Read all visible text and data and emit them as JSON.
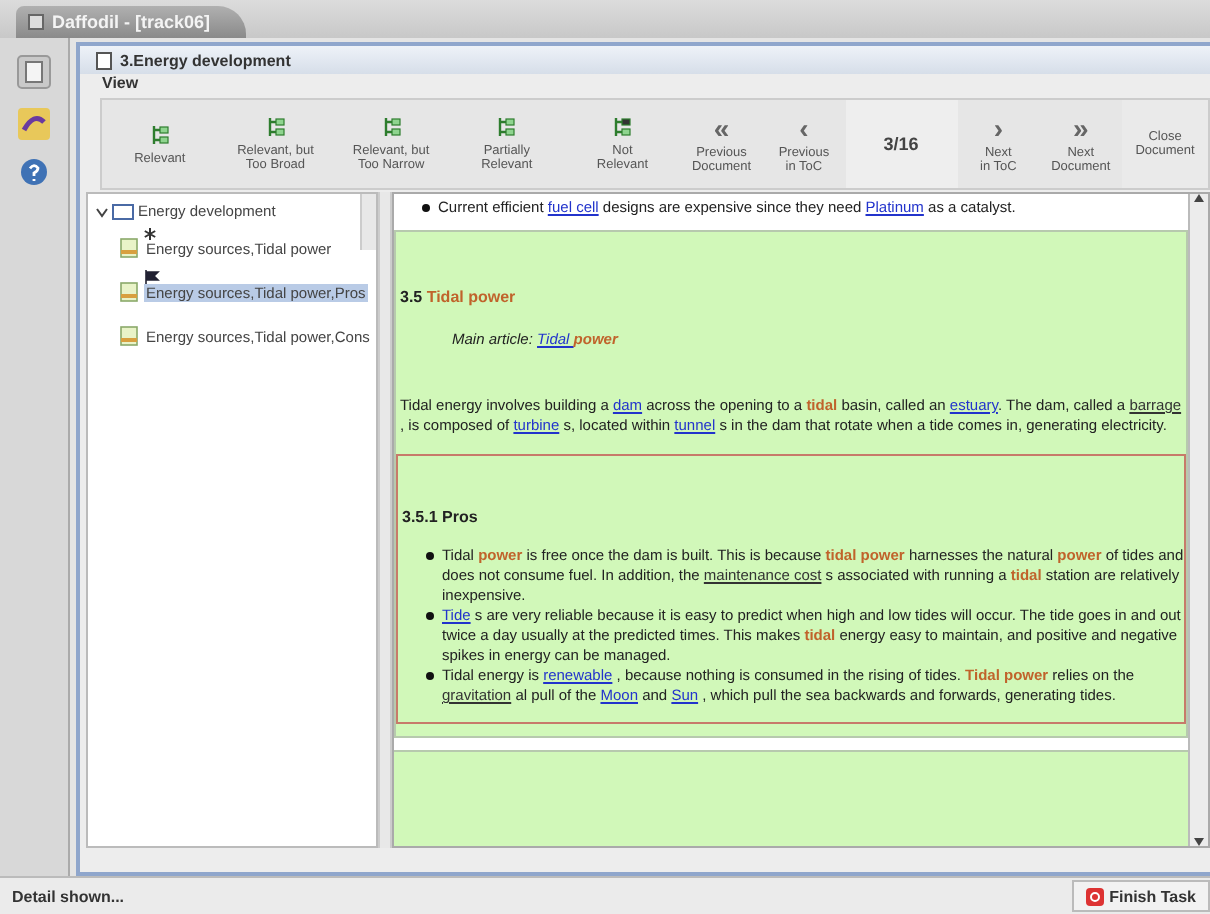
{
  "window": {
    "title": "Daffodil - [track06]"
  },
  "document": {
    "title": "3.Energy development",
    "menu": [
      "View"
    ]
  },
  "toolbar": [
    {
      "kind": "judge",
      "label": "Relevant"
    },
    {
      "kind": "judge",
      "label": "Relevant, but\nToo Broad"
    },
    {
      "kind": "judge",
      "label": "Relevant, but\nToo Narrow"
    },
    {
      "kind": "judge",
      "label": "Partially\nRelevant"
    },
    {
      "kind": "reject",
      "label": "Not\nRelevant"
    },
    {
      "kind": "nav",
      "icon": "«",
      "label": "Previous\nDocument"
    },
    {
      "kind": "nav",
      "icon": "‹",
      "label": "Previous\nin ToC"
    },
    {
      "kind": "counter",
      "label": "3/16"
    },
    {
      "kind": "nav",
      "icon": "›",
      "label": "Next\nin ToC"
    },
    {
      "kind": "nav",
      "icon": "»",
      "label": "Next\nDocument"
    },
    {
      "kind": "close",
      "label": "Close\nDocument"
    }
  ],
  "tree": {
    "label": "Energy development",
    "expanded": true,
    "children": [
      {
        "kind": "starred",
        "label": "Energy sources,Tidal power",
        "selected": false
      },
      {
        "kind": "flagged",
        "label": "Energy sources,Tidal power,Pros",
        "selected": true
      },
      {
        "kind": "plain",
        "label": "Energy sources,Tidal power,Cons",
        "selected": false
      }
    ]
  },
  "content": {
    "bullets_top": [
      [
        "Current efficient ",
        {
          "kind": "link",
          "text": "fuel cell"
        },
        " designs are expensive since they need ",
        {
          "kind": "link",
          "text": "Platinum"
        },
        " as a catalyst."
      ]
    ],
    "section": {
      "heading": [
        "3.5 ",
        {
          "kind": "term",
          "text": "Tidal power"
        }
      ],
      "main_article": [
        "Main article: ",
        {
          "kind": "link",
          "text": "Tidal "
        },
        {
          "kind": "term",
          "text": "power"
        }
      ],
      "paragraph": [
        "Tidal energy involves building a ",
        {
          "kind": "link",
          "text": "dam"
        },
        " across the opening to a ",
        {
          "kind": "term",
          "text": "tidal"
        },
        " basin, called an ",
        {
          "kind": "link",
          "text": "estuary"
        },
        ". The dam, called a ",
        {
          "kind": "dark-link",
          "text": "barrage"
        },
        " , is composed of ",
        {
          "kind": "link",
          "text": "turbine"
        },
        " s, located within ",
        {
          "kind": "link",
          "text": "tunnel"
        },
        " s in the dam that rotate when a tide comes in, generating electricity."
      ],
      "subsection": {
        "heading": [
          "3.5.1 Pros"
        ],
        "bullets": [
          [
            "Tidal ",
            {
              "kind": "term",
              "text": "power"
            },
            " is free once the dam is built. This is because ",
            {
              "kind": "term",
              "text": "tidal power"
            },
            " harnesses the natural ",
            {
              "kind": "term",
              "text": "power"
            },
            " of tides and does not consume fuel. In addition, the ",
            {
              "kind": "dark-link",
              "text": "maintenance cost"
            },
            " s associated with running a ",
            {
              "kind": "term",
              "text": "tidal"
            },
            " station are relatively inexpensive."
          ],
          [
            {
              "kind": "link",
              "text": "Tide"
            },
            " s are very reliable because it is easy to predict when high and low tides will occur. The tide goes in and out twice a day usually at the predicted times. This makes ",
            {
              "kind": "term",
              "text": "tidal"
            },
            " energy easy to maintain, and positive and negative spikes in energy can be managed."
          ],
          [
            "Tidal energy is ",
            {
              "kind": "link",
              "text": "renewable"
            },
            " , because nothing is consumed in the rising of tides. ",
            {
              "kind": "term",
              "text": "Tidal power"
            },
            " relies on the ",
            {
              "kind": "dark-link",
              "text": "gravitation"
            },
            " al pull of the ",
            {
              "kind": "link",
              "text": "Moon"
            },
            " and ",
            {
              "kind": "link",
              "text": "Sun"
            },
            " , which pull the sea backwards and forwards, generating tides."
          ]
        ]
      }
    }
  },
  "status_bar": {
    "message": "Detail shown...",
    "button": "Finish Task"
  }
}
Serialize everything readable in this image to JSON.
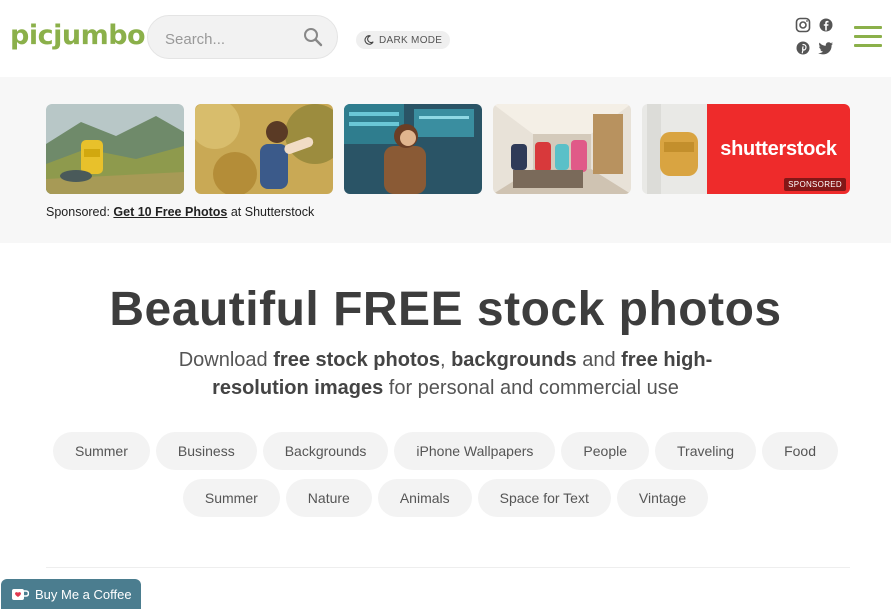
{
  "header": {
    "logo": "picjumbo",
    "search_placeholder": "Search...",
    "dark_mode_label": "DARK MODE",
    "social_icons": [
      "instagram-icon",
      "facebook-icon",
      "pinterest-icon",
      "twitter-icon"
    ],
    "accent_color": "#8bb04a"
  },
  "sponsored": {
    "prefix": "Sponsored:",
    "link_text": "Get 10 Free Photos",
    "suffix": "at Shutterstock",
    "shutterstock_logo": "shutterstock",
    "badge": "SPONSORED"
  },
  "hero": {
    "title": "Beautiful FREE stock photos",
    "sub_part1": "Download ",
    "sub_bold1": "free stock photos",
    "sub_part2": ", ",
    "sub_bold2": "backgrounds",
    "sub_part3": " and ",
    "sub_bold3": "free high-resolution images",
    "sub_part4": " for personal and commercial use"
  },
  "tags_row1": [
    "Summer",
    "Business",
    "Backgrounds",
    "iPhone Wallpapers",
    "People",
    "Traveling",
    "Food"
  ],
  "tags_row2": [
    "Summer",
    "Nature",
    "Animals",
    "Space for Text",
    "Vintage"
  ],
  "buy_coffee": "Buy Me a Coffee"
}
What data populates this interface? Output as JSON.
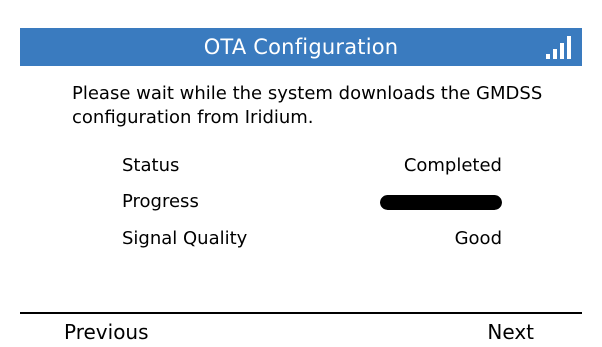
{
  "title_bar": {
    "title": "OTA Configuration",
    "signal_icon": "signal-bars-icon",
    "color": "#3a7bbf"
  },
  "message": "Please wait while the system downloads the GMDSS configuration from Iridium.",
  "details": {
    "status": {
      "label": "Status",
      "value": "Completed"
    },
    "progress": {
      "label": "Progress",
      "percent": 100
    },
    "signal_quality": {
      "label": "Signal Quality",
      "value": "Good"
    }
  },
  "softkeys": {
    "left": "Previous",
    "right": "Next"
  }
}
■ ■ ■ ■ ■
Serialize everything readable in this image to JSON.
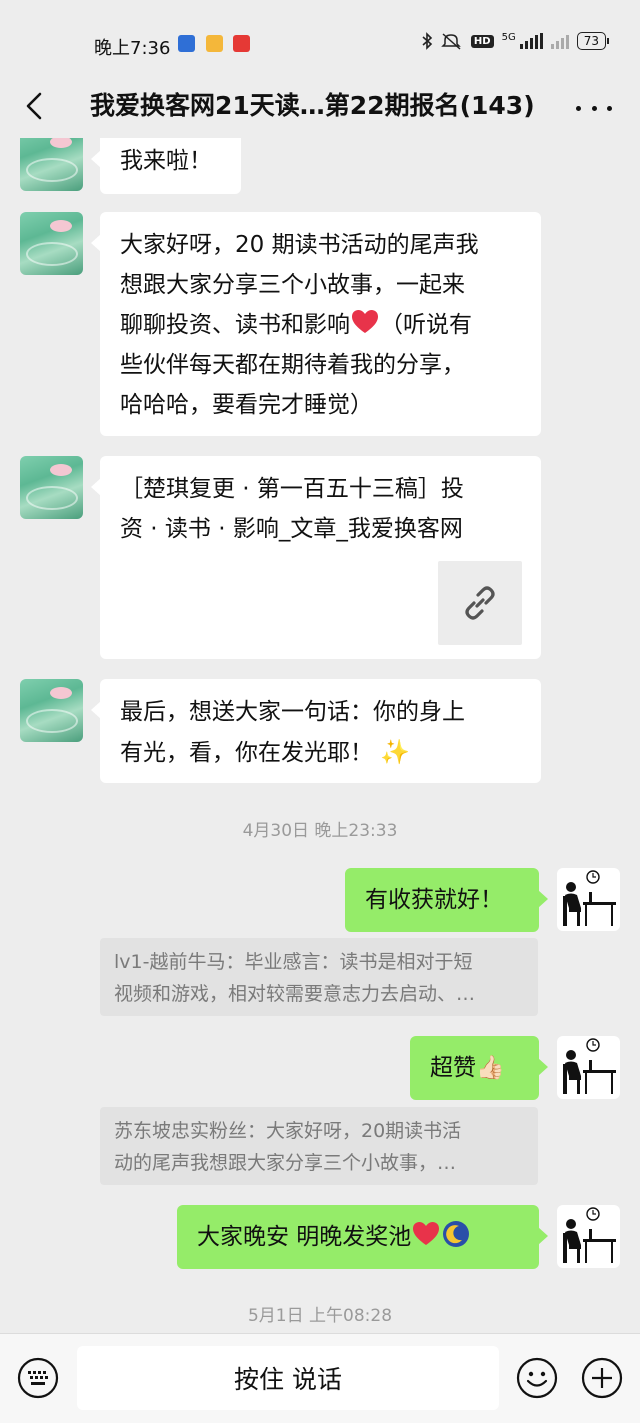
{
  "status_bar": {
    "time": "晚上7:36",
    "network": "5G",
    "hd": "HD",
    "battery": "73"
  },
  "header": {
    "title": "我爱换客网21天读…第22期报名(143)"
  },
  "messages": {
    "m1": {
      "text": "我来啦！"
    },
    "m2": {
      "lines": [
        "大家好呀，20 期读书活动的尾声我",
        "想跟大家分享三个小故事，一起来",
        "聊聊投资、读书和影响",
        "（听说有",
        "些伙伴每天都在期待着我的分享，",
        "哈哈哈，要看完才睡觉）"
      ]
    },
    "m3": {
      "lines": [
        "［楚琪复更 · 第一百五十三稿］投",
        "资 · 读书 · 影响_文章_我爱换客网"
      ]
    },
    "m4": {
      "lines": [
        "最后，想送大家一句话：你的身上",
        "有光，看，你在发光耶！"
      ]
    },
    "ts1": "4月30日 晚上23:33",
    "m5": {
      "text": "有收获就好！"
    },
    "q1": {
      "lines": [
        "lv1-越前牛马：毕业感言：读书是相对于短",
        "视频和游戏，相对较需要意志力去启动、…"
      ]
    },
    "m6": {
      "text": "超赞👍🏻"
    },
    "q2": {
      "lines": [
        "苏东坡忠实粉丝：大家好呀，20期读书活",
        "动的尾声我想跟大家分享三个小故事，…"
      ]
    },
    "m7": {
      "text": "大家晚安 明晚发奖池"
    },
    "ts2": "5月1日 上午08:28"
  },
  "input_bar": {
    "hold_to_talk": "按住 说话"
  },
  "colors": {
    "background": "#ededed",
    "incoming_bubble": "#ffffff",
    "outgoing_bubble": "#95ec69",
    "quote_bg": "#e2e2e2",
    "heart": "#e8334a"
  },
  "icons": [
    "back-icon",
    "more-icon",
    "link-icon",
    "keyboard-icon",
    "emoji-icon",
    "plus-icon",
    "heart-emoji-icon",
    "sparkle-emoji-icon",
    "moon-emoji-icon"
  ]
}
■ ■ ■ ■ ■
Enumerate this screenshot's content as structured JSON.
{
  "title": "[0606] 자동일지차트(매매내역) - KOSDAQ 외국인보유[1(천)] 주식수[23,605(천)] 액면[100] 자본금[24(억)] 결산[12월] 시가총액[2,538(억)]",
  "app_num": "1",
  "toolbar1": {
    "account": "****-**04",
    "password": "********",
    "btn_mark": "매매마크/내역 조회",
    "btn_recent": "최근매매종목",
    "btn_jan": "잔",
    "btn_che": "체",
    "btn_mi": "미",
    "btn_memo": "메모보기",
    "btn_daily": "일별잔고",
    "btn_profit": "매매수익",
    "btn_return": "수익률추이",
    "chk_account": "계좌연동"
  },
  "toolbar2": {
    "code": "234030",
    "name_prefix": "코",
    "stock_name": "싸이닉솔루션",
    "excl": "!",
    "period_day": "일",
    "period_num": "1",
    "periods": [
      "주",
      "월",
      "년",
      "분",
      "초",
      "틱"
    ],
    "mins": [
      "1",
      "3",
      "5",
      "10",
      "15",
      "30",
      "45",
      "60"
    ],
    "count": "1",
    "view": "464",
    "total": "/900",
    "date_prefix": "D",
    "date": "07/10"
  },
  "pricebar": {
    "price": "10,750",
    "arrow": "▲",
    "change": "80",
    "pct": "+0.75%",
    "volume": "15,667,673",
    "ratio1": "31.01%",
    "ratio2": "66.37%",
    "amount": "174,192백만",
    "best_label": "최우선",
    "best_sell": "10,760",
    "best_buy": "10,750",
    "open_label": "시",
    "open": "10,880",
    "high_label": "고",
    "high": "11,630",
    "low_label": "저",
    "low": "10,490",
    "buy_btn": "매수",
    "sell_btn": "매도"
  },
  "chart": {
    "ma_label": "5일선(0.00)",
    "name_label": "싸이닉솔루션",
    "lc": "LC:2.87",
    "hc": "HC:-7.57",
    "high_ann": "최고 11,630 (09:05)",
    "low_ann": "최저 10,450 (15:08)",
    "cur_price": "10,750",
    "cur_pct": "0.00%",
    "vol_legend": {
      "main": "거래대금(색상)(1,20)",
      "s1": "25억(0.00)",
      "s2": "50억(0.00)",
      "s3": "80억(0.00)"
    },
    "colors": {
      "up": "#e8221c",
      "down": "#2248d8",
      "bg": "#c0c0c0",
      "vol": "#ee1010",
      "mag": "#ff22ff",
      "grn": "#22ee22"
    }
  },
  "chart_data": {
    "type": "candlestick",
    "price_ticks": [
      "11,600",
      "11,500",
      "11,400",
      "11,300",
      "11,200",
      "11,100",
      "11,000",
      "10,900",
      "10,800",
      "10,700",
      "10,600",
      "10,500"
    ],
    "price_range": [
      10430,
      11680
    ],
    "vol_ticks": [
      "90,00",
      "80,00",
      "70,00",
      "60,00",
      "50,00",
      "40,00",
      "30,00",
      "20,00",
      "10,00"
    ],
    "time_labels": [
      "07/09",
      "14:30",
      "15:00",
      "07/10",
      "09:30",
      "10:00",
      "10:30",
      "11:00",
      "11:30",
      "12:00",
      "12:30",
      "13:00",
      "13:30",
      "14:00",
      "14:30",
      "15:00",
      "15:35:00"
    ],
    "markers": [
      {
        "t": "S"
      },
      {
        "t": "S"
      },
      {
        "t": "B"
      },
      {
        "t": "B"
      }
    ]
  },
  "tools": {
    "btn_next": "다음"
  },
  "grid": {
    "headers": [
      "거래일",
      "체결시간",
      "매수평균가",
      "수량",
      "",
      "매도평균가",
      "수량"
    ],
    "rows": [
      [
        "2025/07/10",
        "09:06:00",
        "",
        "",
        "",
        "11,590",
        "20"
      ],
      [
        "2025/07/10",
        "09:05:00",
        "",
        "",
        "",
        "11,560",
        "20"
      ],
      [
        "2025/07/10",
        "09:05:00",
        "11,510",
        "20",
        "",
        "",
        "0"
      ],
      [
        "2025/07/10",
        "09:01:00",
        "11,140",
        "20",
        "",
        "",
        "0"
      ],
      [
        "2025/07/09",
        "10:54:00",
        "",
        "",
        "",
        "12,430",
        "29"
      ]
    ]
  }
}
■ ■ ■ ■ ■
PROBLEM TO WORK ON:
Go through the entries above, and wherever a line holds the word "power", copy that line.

RESPONSE TO THE TASK:
        "label": "Energy sources,Tidal power",
        "label": "Energy sources,Tidal power,Pros",
        "label": "Energy sources,Tidal power,Cons",
          "text": "Tidal power"
          "text": "power"
              "text": "power"
              "text": "tidal power"
              "text": "power"
              "text": "Tidal power"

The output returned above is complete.